An economist testifying at the Gauteng's e-toll panel said Sanral deserves a medal for its work.
CAPE TOWN - Newly appointed South African National Roads Agency Limited CEO Skhumbuzo Macozoma seems to have his work cut out for him.
From the public protector’s ongoing investigation into allegations of maladministration and irregular procurement during the e-tolling contracts to issues of collusion related to its Gauteng Freeway Improvement Project, Macozoma’s term at Sanral promises to be eventful.
He takes over from Nazir Alli, who has been at the agency for 18 years.
Sanral has had to cancel bond auctions because of lack of interest, but the last auction was welcomed by the market and was oversubscribed. He also has to grapple with the main issue of e-toll nonpayment.
In his October audit report, auditor-general Kimi Makwetu warned that Sanral must address the cloud of procurement corruption and collusion related to its Gauteng Freeway Improvement Project to improve on its financial performance in future.
Makwetu drew attention to the public protector’s probe into allegations of maladministration and irregular procurement during the e-tolling contracts.

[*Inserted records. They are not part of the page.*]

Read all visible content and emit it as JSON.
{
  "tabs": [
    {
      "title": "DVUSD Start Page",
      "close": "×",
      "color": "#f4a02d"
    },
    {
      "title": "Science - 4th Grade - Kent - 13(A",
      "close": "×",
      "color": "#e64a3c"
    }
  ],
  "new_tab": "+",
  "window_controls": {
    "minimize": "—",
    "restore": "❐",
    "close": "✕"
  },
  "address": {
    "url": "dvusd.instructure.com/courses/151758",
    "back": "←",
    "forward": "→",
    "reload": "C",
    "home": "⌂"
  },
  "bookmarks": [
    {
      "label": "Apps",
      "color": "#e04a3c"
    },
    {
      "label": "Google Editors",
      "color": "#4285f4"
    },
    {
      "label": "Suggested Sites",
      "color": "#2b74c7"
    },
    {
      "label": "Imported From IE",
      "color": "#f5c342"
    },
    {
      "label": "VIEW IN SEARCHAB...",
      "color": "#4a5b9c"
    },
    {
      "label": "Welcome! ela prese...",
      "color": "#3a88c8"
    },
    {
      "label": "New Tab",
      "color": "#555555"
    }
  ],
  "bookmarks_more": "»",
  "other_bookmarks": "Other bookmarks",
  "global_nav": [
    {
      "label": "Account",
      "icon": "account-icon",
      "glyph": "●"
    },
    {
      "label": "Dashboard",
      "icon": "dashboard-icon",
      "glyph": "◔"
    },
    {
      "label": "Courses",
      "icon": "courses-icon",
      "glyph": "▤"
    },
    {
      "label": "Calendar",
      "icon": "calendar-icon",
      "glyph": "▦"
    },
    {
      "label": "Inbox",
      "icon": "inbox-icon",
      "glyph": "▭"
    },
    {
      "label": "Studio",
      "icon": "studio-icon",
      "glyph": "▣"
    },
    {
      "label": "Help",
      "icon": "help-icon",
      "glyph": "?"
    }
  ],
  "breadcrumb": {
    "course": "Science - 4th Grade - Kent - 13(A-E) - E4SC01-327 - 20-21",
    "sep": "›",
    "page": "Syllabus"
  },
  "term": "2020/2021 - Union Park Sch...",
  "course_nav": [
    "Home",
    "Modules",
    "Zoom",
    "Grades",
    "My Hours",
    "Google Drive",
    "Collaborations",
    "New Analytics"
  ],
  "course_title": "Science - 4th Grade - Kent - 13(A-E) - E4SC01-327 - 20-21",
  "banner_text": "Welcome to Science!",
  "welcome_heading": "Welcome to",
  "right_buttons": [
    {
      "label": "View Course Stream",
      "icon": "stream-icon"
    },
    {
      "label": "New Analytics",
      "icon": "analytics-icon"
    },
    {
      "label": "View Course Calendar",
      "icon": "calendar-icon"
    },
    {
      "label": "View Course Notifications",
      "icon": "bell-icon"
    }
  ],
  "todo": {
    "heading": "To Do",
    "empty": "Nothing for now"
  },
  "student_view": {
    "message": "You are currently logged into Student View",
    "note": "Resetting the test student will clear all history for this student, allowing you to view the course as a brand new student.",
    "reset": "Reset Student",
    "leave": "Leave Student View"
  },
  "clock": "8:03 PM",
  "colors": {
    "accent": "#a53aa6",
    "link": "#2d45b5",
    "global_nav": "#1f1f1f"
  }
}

He said the probe could affect Sanral’s financial performance relating to compliance.
Claims instituted by Sanral against companies found to have colluded in infrastructure projects are now with the Department of Economic Development for determination.
The companies found by the Competition Commission to have inflated prices include Basil Read, WHBO, Murray & Roberts and Stefanutti. Sanral has sought damages amounting to R760m from the companies.

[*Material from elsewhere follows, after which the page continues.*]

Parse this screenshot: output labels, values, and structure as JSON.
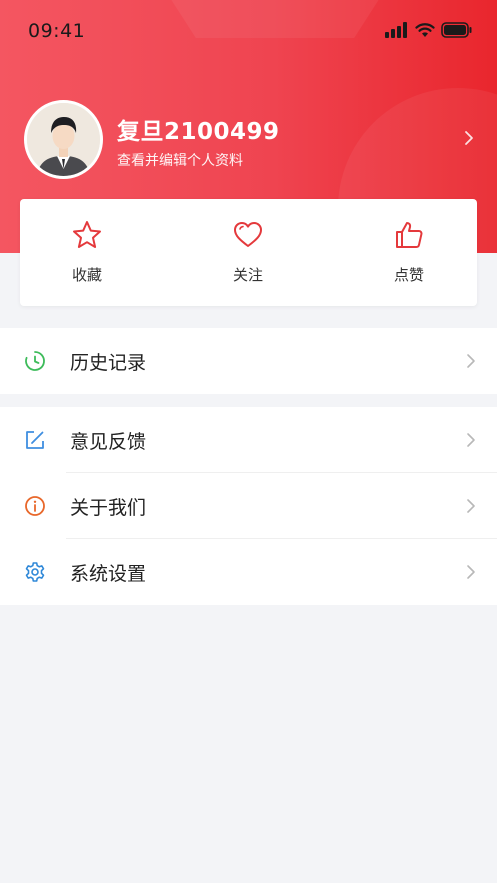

Sanral chief financial officer Inge Mulder told Business Day the agency was not concerned that there would be a negative effect on its financial performance or compliance as a result of the public protector’s probe.

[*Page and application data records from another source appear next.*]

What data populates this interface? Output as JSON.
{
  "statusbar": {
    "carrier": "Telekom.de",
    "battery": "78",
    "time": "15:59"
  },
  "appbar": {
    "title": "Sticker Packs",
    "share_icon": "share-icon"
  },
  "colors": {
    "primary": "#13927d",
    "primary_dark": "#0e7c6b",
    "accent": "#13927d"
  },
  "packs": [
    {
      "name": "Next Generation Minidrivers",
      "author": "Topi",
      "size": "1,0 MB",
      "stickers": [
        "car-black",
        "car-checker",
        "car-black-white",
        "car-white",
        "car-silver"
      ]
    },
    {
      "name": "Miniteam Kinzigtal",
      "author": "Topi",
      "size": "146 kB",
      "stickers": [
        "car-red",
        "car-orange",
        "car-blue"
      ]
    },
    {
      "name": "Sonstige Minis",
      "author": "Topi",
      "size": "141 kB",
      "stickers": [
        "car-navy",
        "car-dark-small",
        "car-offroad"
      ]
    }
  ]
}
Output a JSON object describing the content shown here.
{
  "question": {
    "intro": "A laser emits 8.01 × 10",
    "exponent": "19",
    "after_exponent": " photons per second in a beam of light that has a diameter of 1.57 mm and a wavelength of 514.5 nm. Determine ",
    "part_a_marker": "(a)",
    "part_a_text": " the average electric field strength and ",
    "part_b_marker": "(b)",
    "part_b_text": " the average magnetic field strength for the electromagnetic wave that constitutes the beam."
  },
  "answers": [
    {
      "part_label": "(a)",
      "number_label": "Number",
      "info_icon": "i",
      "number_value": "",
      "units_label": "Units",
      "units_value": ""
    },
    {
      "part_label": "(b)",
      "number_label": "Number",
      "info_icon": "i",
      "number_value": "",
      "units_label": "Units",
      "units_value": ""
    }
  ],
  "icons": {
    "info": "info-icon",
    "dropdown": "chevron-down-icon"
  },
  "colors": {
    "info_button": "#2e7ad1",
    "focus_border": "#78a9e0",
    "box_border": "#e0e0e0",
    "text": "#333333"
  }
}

The Organisation Undoing Tax Abuse said it hoped that Macozoma would “rectify” the etolling situation and engage the public on projects and decisions which it would make in future.